→ **PROMPT**: Count every line in the data that contains the word "selected", then report that number alone.
──────── INPUT DATA
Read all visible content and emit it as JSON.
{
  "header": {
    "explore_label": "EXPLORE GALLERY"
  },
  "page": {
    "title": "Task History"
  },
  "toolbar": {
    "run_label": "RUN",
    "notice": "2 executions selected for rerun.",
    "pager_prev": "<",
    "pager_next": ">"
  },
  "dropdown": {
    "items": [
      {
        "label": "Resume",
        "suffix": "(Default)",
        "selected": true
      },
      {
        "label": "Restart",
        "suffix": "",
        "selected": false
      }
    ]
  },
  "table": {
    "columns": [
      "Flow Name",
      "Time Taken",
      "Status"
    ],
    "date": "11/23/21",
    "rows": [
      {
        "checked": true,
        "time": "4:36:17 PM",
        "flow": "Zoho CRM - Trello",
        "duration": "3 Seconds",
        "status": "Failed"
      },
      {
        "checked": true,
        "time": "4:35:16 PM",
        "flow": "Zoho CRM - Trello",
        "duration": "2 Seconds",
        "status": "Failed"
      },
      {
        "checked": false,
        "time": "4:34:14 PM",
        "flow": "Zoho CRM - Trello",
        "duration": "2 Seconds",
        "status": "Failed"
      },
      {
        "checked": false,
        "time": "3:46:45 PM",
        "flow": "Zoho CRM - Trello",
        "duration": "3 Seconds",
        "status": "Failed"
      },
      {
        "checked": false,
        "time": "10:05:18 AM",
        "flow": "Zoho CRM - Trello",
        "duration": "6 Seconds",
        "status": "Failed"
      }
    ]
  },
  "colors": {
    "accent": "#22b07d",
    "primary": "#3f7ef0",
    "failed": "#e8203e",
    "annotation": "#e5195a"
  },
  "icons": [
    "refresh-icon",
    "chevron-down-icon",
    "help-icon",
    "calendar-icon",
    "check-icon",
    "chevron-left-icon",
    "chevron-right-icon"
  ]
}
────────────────
→ **ANSWER TO THIS EXERCISE**: 3